What is the Volvo V60?
This is the estate car that hopes to banish forever the image of Volvo as a safe but boring family choice. The V60, which was launched in 2010 but updated in 2013, is the latest incarnation of the Swedish company’s load-luggers that were the default choice for British families in the 1980s. It is sleeker and more refined than those “boxy but good” predecessors; no longer does function trump form quite so obviously. And to reflect that, the V60 is known officially as a “sport wagon”, not an estate.
The latest V60 comes with a choice of petrol or diesel engines, the latter starting with the D2 producing 111bhp and going up to 212bhp for the family-in-a-hurry D5. All models come with a choice of five specifications: entry-level Business Edition, then SE, SE Lux, R-Design and top-of-the-range R-Design Lux. A plug-in hybrid version badged the D6 is also available, for a premium – prices start at £49,275.
Driving tested the V60 D4 SE, which will probably be the most popular among British customers. Despite the sleek design, it is the new four-cylinder bi-turbo engine that is perhaps the most compelling thing about the car. It produces a very respectable 178bhp and a sizeable helping of torque (295 lb ft), but it also manages to be one of the most economical and greenest on the market.
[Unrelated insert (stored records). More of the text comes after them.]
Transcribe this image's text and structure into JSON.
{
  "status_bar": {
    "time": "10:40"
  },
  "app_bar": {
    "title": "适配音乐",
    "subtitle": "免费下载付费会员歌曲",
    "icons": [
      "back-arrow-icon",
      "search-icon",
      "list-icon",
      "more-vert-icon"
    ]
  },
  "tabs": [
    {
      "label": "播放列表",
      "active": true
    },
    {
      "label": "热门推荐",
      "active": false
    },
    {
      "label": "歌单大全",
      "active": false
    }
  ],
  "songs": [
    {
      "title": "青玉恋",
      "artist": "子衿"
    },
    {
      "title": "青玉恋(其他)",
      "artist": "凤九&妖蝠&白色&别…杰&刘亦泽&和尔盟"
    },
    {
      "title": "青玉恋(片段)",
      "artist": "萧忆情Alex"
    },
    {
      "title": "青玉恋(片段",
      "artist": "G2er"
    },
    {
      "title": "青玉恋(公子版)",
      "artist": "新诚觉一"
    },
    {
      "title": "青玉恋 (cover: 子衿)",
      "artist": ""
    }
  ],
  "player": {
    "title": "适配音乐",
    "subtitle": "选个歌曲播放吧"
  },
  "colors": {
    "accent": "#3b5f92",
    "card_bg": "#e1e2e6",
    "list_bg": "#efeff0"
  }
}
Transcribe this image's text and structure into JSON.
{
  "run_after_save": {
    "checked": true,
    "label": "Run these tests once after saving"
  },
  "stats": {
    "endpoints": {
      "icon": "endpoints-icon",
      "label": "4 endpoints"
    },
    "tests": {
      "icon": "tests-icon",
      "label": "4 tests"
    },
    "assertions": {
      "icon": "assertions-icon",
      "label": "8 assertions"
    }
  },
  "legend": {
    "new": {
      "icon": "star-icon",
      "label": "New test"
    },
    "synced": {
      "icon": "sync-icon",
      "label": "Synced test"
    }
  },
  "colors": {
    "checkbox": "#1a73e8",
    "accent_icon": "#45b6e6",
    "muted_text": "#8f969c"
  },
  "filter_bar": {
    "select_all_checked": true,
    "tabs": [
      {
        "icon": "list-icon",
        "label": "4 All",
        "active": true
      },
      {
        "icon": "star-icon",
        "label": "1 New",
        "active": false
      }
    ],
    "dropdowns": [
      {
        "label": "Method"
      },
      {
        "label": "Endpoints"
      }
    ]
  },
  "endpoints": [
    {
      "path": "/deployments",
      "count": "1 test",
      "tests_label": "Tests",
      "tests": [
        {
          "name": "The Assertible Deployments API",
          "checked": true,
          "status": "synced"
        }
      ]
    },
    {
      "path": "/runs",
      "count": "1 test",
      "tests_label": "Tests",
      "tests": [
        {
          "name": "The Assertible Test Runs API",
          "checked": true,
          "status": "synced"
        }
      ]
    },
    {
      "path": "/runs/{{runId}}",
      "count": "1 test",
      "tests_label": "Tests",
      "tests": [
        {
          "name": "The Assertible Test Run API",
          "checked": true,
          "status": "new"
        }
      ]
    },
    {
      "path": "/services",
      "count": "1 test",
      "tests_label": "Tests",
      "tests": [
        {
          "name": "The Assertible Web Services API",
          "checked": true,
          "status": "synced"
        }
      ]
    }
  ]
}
Officially it will do 74.3mpg in mixed motoring and CO2 emissions are class-leading at 99g/km, meaning it just ducks into tax band A, and so attracts zero road tax.
On our test drive around the narrow coastal roads of Norfolk the fuel figure looked a little fanciful – mid-50mpg seemed more plausible – but once on faster A-roads, and at constant cruising speeds, the fuel gauge hardly appeared to move at all. Certainly compared with more fashionable SUVs, this estate will earn its keep in fuel savings alone.
Volvo claims that the new V60 offers sharper handling and a more performance-focused ride than previous versions and it does, up to a point. Tackling twisting B-roads is a joy, with the snappy six-speed gearbox working the engine well when you’re feeling sporty, and with lots of low-down diesel torque filling in when you aren’t.
As you might expect, there is a little turbo lag but generally the engine is both quiet refined and fun – not something that can be said of all diesels. The steering, though, can feel a little vague and perhaps because of the car’s sporting pretensions, the suspension set-up feels unnecessarily hard. It’s not ideal for long motorway cruises.
The interior is a pleasant place to be, although it isn’t quite on a par with the understated quality feel of rivals from Audi or BMW.
There’s reasonable space for adults in the back, and a 40/20/40-split rear bench that drops totally flat – handy if you want to ditch the children and indulge yourself at the garden centre. But, that fact notwithstanding, for a car that made its name as the ultimate family load-lugger, its boot is far too small at just 430 litres. The Audi A4 Avant, BMW 3-series Touring and Mercedes E-class estate can all carry more.
The one to buy
Volvo V60 D4 SE Start/Stop
£29,395 (correct at first publication)
178bhp @ 4250rpm
295lb ft @ 1750rpm
0-60mph in 7.2sec
Road tax band:
L 4635mm, W 1865mm, H 1484mm
Volvo V60 used car rivals for similar money